I was very much a child of the nineties.
I sported a side pony. Ate dunkeroos. Danced the Macarena. Enjoyed non-Pixar Disney movies, and crushed HARD on Aaron Carter.
But I was also a “Christian” nineties kid: I went to a faith based sleep away camp every summer where comedian Brian Regan was right up there with Matthew, Mark, Luke and John. I knew all the Steven Curtis Chapman and Michael W. Smith songs. Had Precious Moments figurines. And, like most 90’s Christian girls: I read Captivating. Twice, actually.
And let me just say: that is a great book. I would, and do, recommend it to everyone. Heck, I even lead a bible study on it in college.
But, if you’re unfamiliar with that book, the main take away is that, as women, we are precious, delighted-in, daughters of the King. Princesses.
And as this book has been meaningful in my life, it made the cut of things I brought with me to NYC. It’s currently on my bookshelf in my apartment, which is saying a lot, knowing the premium there is for space here.
But I have to be totally honest about something.
I never really bought into the whole “princess thing.”
Not that I didn’t believe that I am a daughter of God, but I just never truly believed that I was princess material.
Being a product of the nineties, princesses were a big deal. Belle. Ariel. Jasmine. Cinderella. Sleeping Beauty. Snow White. To have “princess status” meant something.
Not only were you aesthetically flawless with a waist proportionally smaller than the width of your neck…
…but you also had a spotless record. You were unblemished, in every sense of the word.
So hearing that I was God’s princess…not only did it make my eyes roll at the cheesiness a little bit, but it also gave me a pang of disappointment in my spirit.
Because I was not princess material.
I had things in my past that disqualified me from a princessed existence.
And as I got older, honestly, I would think about the things that I went through, and think to myself – Clearly, God doesn’t think I’m a princess either, seeing what He allowed to happen in my life.

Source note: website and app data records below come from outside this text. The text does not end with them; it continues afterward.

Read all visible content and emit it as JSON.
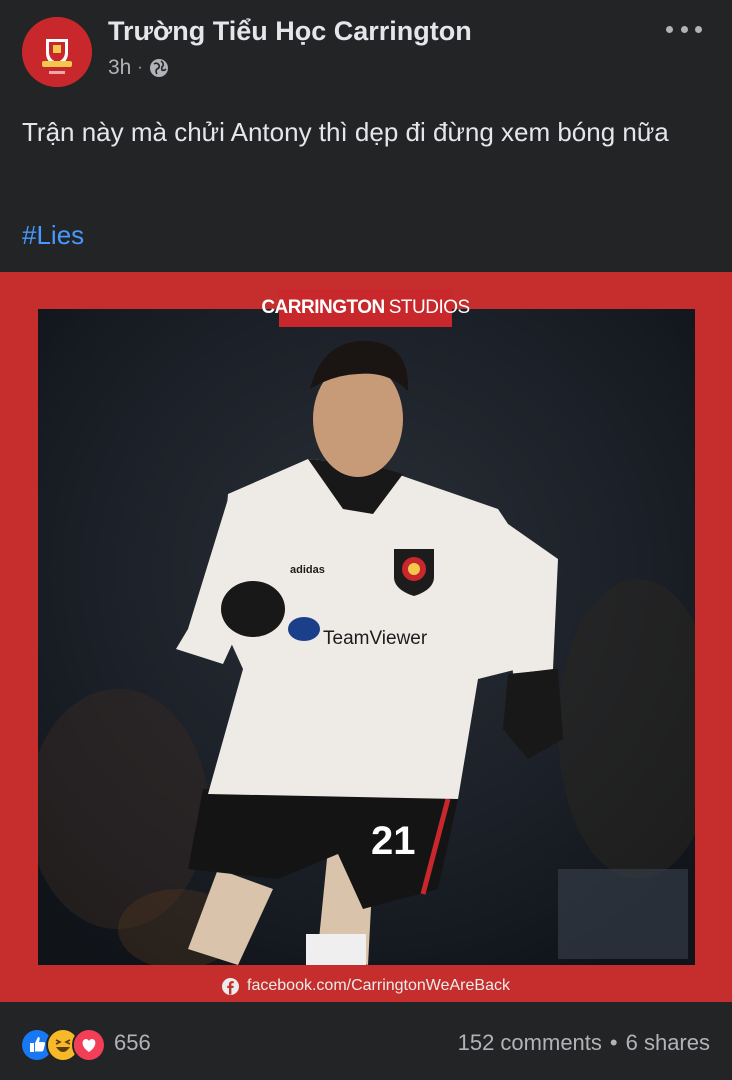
{
  "post": {
    "page_name": "Trường Tiểu Học Carrington",
    "time": "3h",
    "separator": "·",
    "text": "Trận này mà chửi Antony thì dẹp đi đừng xem bóng nữa",
    "hashtag": "#Lies"
  },
  "image": {
    "brand_part1": "CARRINGTON",
    "brand_part2": "STUDIOS",
    "credit": "facebook.com/CarringtonWeAreBack",
    "shirt_number": "21",
    "sponsor": "TeamViewer",
    "kit_brand": "adidas"
  },
  "footer": {
    "reaction_count": "656",
    "comments": "152 comments",
    "dot": "•",
    "shares": "6 shares"
  },
  "icons": {
    "avatar": "club-crest-icon",
    "privacy": "globe-icon",
    "menu": "more-icon",
    "credit": "facebook-icon",
    "reactions": [
      "like-icon",
      "haha-icon",
      "love-icon"
    ]
  },
  "colors": {
    "background": "#232425",
    "frame_red": "#c52e2c",
    "hashtag_blue": "#4599ff",
    "like_blue": "#1877f2",
    "love_red": "#f33e58",
    "haha_yellow": "#f7b928"
  }
}
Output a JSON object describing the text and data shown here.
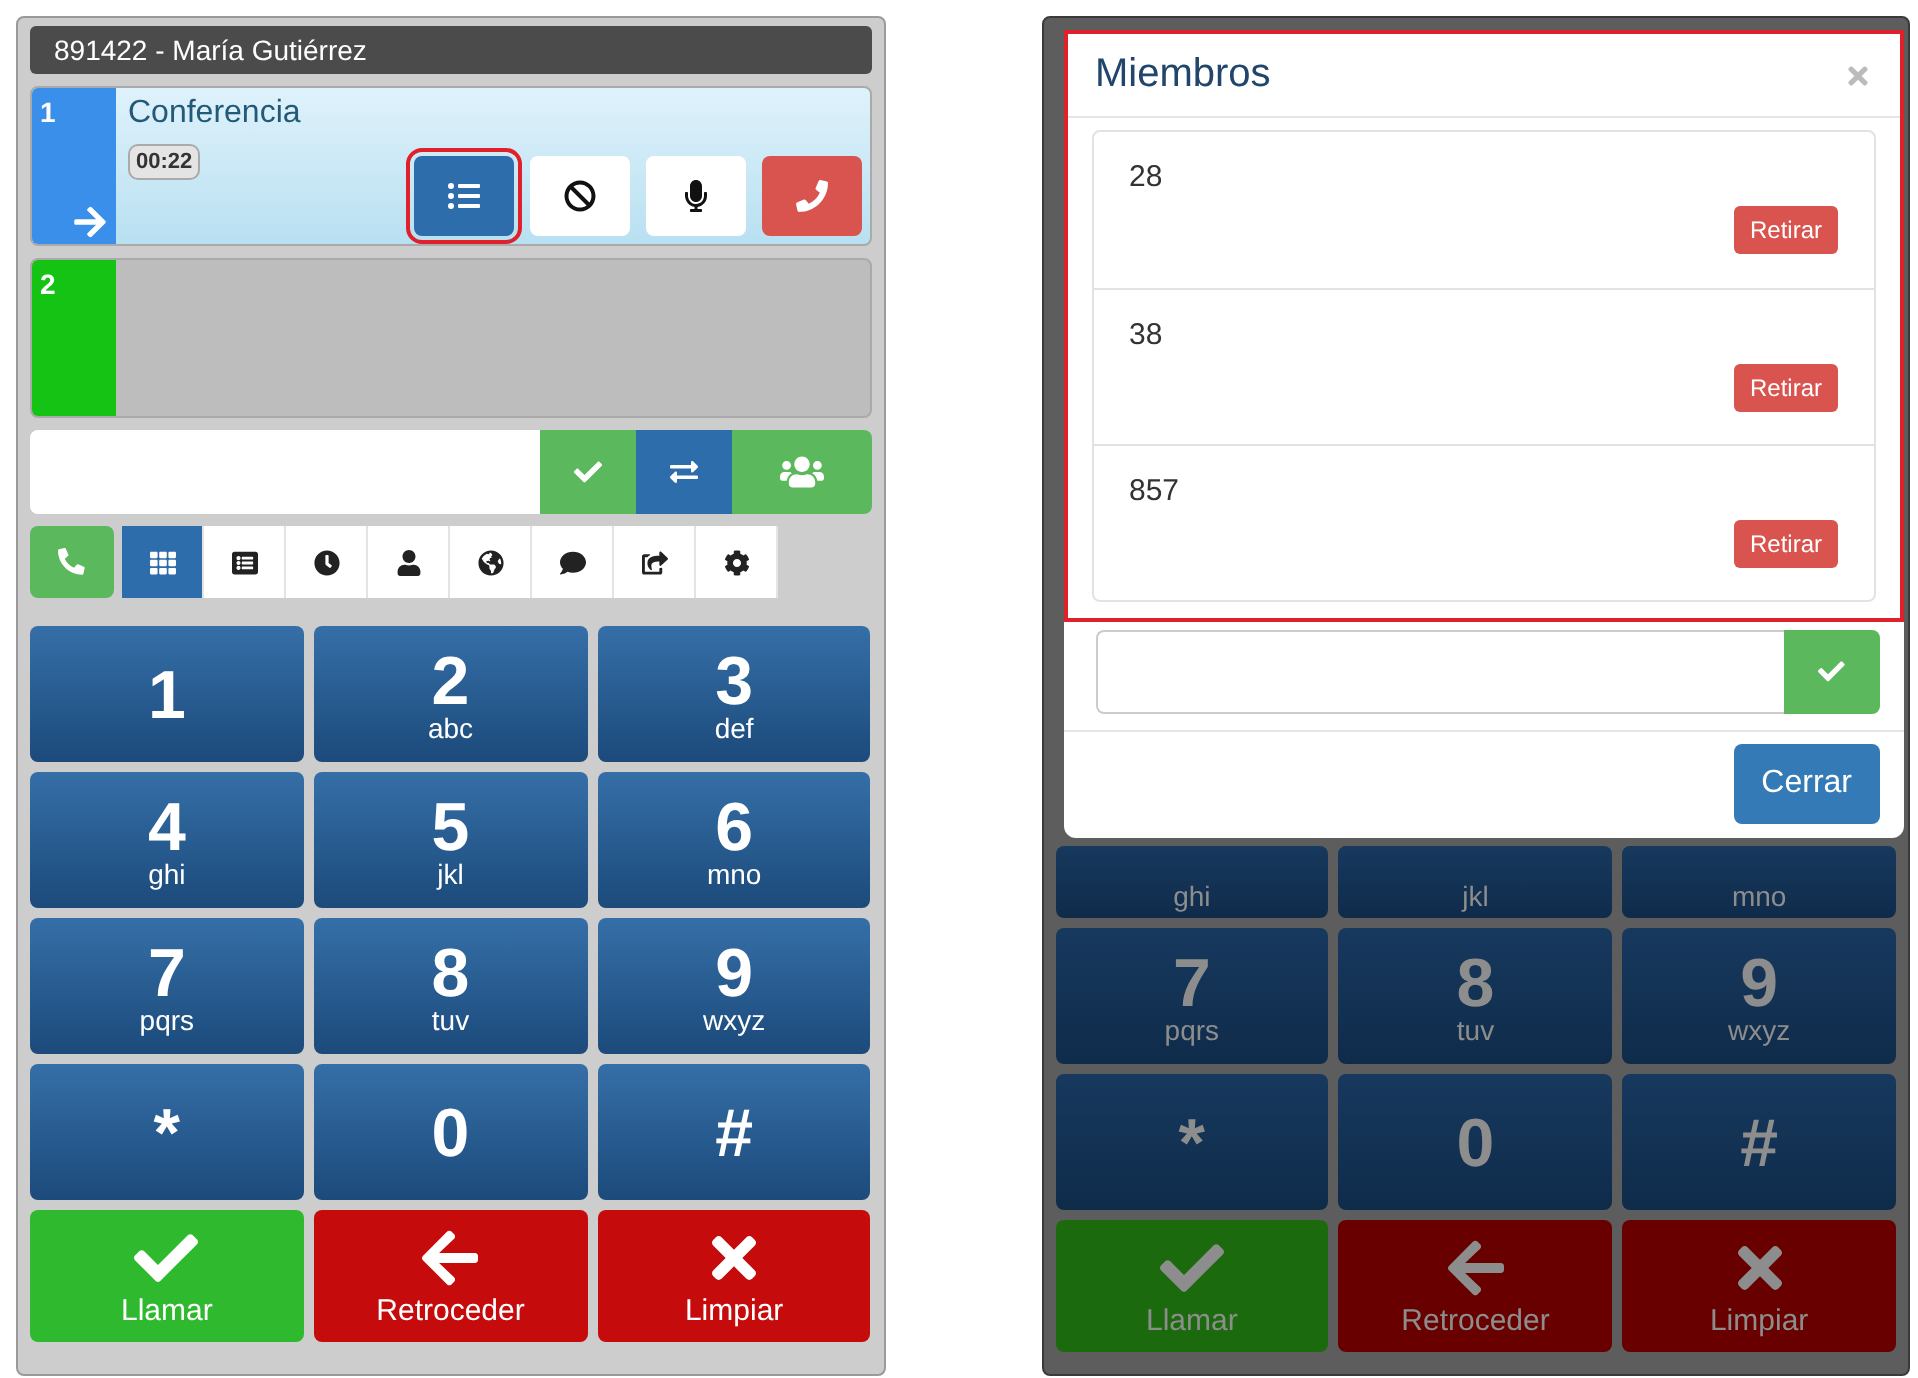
{
  "phone": {
    "title": "891422 - María Gutiérrez",
    "lines": [
      {
        "number": "1",
        "active": true,
        "color": "#3a8fea",
        "label": "Conferencia",
        "timer": "00:22"
      },
      {
        "number": "2",
        "active": false,
        "color": "#14c314"
      }
    ],
    "line_actions": [
      {
        "kind": "members",
        "selected": true,
        "highlighted": true
      },
      {
        "kind": "block",
        "selected": false,
        "highlighted": false
      },
      {
        "kind": "mute",
        "selected": false,
        "highlighted": false
      },
      {
        "kind": "hangup",
        "selected": false,
        "highlighted": false
      }
    ],
    "dial_buttons": [
      {
        "kind": "confirm"
      },
      {
        "kind": "transfer"
      },
      {
        "kind": "conference"
      }
    ],
    "tabs": [
      {
        "kind": "keypad",
        "selected": true
      },
      {
        "kind": "list",
        "selected": false
      },
      {
        "kind": "history",
        "selected": false
      },
      {
        "kind": "contact",
        "selected": false
      },
      {
        "kind": "web",
        "selected": false
      },
      {
        "kind": "chat",
        "selected": false
      },
      {
        "kind": "forward",
        "selected": false
      },
      {
        "kind": "settings",
        "selected": false
      }
    ],
    "keys": [
      {
        "digit": "1"
      },
      {
        "digit": "2",
        "letters": "abc"
      },
      {
        "digit": "3",
        "letters": "def"
      },
      {
        "digit": "4",
        "letters": "ghi"
      },
      {
        "digit": "5",
        "letters": "jkl"
      },
      {
        "digit": "6",
        "letters": "mno"
      },
      {
        "digit": "7",
        "letters": "pqrs"
      },
      {
        "digit": "8",
        "letters": "tuv"
      },
      {
        "digit": "9",
        "letters": "wxyz"
      },
      {
        "digit": "*"
      },
      {
        "digit": "0"
      },
      {
        "digit": "#"
      }
    ],
    "actions": [
      {
        "kind": "call",
        "label": "Llamar"
      },
      {
        "kind": "back",
        "label": "Retroceder"
      },
      {
        "kind": "clear",
        "label": "Limpiar"
      }
    ]
  },
  "dimmed_phone": {
    "modal": {
      "title": "Miembros",
      "highlighted": true,
      "members": [
        {
          "number": "28",
          "button": "Retirar"
        },
        {
          "number": "38",
          "button": "Retirar"
        },
        {
          "number": "857",
          "button": "Retirar"
        }
      ],
      "close_button": "Cerrar"
    },
    "partial_keys": [
      {
        "letters": "ghi"
      },
      {
        "letters": "jkl"
      },
      {
        "letters": "mno"
      }
    ],
    "keys": [
      {
        "digit": "7",
        "letters": "pqrs"
      },
      {
        "digit": "8",
        "letters": "tuv"
      },
      {
        "digit": "9",
        "letters": "wxyz"
      },
      {
        "digit": "*"
      },
      {
        "digit": "0"
      },
      {
        "digit": "#"
      }
    ],
    "actions": [
      {
        "kind": "call",
        "label": "Llamar"
      },
      {
        "kind": "back",
        "label": "Retroceder"
      },
      {
        "kind": "clear",
        "label": "Limpiar"
      }
    ]
  }
}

When I think about a princess, I think about an untouched, porcelain doll-like girl, who gets the world handed to her on a
silver rose gold platter. There is no trouble. No friction. No obstacles. Just a luxurious and privileged existence.
And come on, who can say they know what that’s like?
As we’ve seen recently, even Taylor Swift has to deal with unpleasantries every now and then.
That’s not real life. As they say, $h!* happens and life gets messy, to say the least.
And so, hearing that I’m a princess, it would almost make me angry. It’d make me think, That’s just not true! I’ve had to fight to become who I am. It wasn’t handed to me. The person I’ve become is the result of a lot of literal blood, sweat, and tears. And grace.
Being called a princess – that felt cheap. Patronizing. Fake. Disingenuous.
If I were anything, it would be a warrior princess.
A feminine fortress. A female fighter. A girlie gladiator. (lol who says that?!)
God equipped me with the grace to get through those times in my life. Those non-princess moments.
And He delighted in my perseverance.
That’s what I’ve come to peace with from that book. That’s how I’ve had to reframe it in my mind. Not that I’m some fragile princess, sitting on a plush, velvet pillow, but that I am delighted in. All of me. All of my past. All of my short comings. All of my seasons of trial and error. He delights in me because He so loves me.
And you know what that also does? It takes the pressure off. It gives me freedom to embrace the realness of who I am, who I was, and who I’m becoming.
I don’t have to be princess material. I don’t have to have a past that could be delightfully depicted as a Disney movie.
I just have to be me. A girl who loves God, and who is loved by God, despite my fears and failures.